> _What you are asked to do_:
Gather every line in the records below that contains the word "right".

> _Given data_:

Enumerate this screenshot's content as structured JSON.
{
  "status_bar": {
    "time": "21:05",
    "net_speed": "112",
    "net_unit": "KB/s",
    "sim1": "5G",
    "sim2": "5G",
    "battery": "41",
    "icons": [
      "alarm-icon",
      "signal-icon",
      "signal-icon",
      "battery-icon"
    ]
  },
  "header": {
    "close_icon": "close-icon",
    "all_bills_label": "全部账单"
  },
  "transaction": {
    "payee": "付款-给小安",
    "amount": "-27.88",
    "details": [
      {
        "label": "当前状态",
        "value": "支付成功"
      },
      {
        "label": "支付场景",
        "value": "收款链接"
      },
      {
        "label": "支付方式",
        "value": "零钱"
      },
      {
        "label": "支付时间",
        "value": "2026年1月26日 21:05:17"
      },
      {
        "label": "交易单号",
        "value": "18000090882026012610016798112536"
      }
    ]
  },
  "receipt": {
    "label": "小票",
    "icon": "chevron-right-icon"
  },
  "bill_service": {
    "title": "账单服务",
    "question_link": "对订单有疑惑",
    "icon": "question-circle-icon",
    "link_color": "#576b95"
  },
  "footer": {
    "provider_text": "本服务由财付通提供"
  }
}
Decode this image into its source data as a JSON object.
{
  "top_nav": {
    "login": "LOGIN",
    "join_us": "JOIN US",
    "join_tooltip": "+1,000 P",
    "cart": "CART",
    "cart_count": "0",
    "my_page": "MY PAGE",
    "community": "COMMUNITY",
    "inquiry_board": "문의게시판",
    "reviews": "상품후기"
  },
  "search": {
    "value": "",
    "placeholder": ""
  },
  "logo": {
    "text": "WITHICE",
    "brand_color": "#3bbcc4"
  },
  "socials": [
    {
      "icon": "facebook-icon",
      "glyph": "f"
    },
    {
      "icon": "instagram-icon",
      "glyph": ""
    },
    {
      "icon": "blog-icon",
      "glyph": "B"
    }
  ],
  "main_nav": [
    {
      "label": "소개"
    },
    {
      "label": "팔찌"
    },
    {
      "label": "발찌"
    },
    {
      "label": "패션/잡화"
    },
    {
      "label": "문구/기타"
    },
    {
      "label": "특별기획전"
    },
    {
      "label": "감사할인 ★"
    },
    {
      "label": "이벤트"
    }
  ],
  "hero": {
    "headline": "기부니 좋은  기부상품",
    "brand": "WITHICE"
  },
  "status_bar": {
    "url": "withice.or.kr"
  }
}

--

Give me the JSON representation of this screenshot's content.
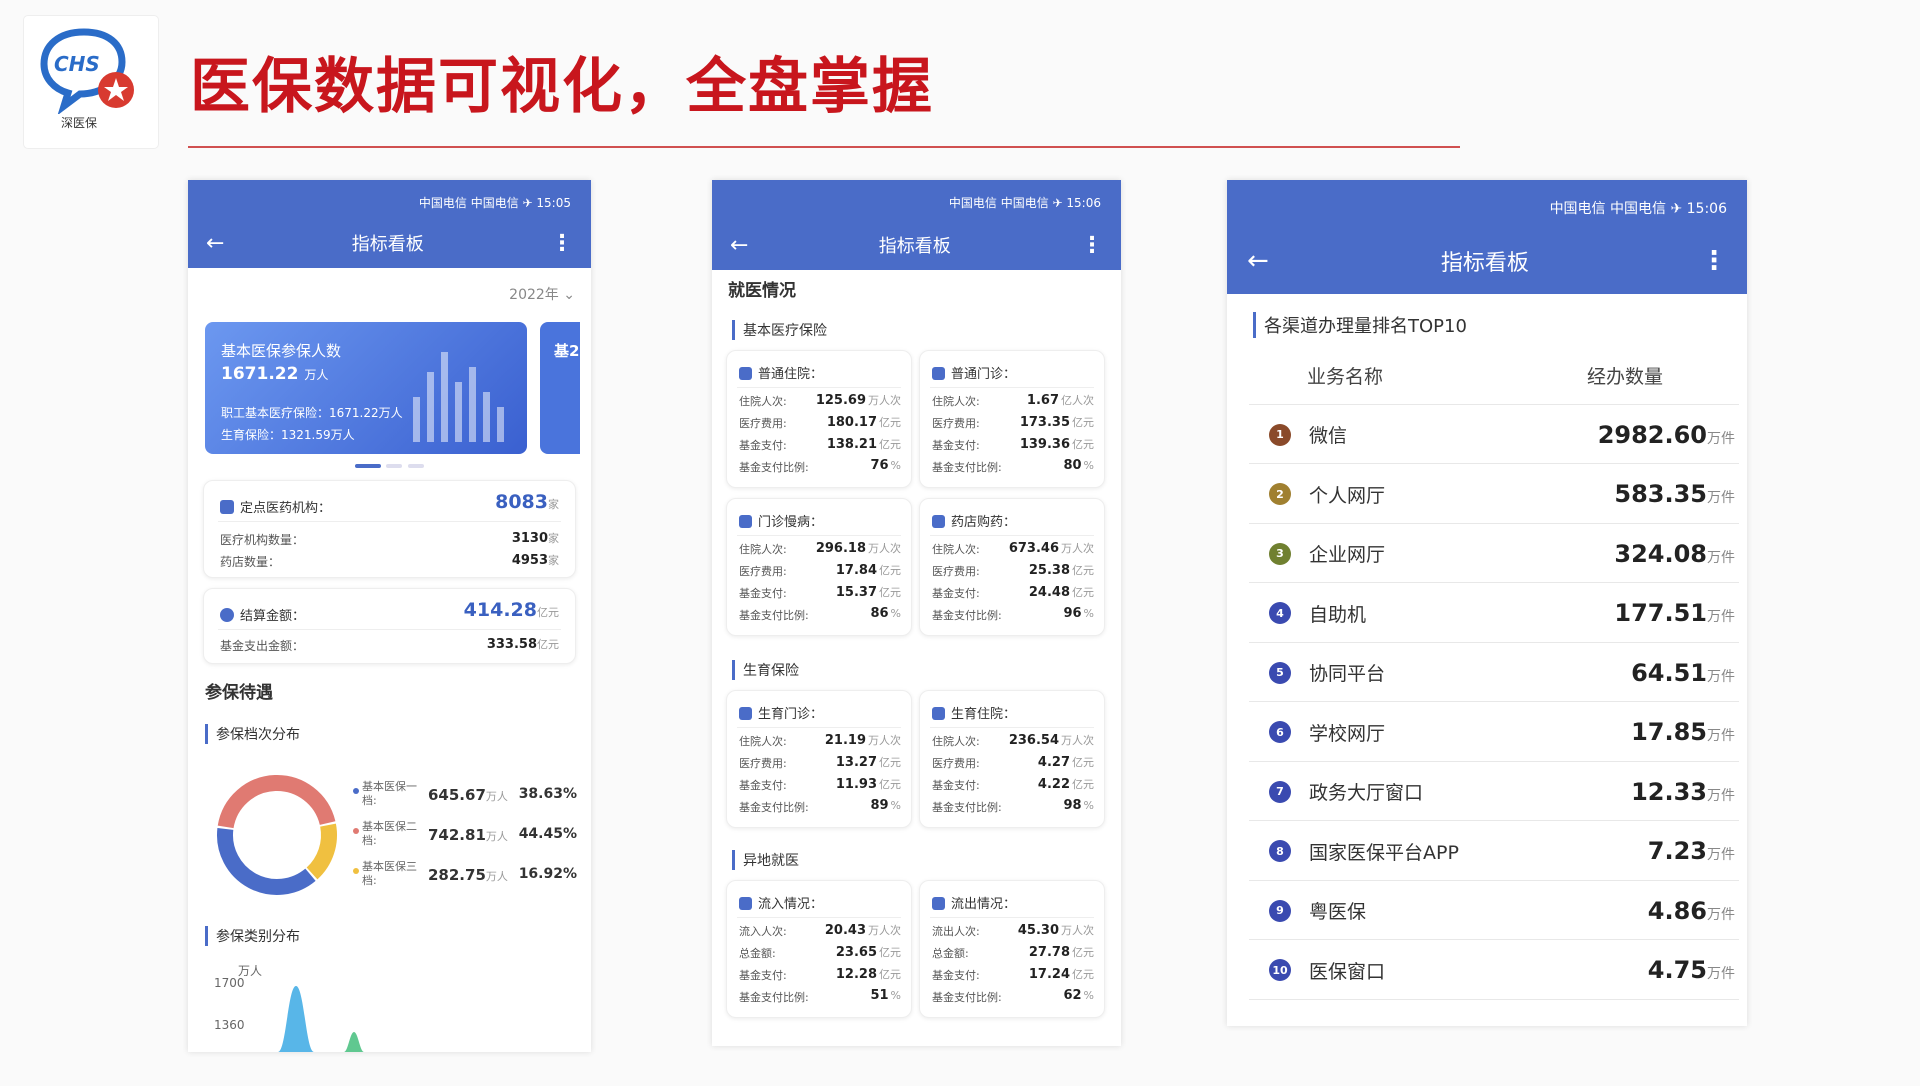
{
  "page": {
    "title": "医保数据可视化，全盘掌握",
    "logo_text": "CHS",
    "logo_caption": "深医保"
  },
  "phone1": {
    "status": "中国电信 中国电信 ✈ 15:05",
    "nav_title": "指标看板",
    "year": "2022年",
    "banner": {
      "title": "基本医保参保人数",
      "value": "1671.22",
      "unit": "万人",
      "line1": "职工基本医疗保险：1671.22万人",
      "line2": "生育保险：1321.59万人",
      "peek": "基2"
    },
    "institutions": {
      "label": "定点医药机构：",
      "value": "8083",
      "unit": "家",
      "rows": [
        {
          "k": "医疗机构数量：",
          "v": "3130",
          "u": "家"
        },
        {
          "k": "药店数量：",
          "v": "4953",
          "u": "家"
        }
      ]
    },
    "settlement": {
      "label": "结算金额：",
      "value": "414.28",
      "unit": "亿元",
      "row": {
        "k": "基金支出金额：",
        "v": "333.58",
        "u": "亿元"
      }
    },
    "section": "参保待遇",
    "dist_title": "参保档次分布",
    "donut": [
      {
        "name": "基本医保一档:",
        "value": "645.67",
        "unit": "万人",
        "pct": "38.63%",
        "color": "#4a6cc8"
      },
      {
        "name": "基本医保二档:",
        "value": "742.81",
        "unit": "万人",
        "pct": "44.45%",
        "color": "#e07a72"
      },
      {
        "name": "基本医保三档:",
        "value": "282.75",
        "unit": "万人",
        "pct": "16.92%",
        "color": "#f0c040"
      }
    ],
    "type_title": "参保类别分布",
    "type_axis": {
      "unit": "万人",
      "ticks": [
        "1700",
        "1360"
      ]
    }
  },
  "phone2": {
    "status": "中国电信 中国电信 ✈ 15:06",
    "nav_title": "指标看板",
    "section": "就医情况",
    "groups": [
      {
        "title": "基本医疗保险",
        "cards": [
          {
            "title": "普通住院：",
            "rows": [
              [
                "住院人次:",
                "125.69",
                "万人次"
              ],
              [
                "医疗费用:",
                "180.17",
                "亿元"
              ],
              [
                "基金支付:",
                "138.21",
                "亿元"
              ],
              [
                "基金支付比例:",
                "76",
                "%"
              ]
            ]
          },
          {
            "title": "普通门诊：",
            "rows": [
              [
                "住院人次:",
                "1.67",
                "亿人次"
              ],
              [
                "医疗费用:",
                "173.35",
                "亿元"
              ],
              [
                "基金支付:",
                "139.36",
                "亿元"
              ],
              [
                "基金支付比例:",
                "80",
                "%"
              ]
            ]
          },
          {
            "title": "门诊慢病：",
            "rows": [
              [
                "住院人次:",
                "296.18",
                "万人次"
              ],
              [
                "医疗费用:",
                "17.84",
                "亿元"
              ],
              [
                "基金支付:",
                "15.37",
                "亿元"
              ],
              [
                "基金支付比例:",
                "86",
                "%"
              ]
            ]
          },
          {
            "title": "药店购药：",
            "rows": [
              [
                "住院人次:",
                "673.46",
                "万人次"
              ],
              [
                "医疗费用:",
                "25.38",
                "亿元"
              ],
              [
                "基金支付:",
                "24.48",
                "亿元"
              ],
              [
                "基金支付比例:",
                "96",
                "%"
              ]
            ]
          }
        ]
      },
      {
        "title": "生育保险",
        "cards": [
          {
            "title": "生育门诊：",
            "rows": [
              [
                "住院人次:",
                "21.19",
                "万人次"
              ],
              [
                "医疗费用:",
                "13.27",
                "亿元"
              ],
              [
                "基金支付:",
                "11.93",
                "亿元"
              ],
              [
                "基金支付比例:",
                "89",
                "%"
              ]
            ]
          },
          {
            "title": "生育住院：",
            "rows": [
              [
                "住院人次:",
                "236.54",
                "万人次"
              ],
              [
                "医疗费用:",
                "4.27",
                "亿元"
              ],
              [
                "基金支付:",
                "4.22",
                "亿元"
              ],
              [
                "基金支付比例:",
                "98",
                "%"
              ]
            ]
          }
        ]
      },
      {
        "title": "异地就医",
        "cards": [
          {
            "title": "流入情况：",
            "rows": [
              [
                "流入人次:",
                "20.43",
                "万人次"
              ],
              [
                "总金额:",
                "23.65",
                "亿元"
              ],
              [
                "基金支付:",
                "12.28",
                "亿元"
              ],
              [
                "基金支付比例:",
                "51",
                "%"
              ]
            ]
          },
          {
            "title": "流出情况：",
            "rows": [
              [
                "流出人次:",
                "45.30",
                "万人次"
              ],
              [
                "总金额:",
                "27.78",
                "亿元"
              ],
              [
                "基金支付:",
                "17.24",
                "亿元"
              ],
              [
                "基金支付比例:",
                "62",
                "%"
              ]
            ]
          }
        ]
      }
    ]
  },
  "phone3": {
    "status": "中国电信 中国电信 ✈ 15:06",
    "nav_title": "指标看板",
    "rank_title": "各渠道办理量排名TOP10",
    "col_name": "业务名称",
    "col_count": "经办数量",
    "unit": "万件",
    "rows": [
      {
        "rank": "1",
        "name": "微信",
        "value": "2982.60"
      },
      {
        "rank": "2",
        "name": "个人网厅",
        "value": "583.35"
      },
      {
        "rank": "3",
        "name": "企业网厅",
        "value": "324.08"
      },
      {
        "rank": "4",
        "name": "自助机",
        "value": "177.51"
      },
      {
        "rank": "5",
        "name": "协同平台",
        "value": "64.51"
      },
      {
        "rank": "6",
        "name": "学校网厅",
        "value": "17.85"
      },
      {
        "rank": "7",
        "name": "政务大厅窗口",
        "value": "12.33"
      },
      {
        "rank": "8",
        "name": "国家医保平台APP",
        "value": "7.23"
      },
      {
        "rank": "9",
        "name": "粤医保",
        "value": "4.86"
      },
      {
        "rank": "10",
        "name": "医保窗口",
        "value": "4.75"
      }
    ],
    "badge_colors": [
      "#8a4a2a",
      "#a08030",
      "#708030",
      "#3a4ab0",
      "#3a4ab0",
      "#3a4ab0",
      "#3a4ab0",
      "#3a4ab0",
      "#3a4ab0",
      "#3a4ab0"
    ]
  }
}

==

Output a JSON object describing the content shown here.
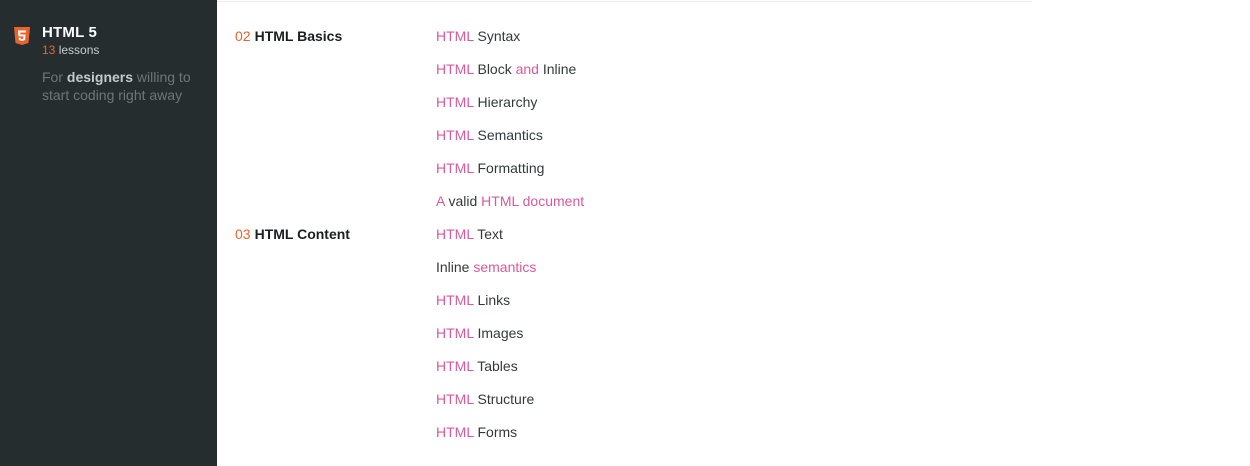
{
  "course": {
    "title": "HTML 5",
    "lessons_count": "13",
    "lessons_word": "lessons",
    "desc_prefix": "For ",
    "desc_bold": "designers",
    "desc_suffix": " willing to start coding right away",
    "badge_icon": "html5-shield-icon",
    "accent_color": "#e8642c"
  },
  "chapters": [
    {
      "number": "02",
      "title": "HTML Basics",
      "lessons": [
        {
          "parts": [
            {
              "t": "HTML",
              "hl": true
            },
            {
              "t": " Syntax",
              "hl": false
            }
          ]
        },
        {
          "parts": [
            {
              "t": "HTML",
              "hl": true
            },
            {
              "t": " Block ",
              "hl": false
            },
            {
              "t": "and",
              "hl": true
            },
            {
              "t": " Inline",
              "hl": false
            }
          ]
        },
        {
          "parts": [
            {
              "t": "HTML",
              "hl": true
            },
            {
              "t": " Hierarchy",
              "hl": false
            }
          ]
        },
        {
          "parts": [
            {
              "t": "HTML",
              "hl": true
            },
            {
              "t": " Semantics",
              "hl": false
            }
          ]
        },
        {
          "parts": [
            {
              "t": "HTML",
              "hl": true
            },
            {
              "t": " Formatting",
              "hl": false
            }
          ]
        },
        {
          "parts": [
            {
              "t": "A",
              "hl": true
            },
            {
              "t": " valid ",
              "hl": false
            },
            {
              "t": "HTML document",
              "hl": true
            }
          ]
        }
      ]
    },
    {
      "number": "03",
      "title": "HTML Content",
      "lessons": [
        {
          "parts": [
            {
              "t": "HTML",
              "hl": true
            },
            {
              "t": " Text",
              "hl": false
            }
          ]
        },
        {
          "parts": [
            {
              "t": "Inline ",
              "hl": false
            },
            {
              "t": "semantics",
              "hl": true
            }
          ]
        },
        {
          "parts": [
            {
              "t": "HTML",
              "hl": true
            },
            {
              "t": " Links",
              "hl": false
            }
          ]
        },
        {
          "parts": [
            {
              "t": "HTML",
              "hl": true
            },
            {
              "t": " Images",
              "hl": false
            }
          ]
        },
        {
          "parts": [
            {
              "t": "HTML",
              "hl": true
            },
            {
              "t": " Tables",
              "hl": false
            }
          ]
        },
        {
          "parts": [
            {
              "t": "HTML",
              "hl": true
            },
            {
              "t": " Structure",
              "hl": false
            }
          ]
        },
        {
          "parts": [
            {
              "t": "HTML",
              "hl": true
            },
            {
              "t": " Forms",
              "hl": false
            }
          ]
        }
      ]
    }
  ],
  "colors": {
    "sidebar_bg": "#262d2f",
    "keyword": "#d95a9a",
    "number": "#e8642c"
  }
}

> _Solution below_:
    "icon": "chevron-right-icon"
    "desc_suffix": " willing to start coding right away",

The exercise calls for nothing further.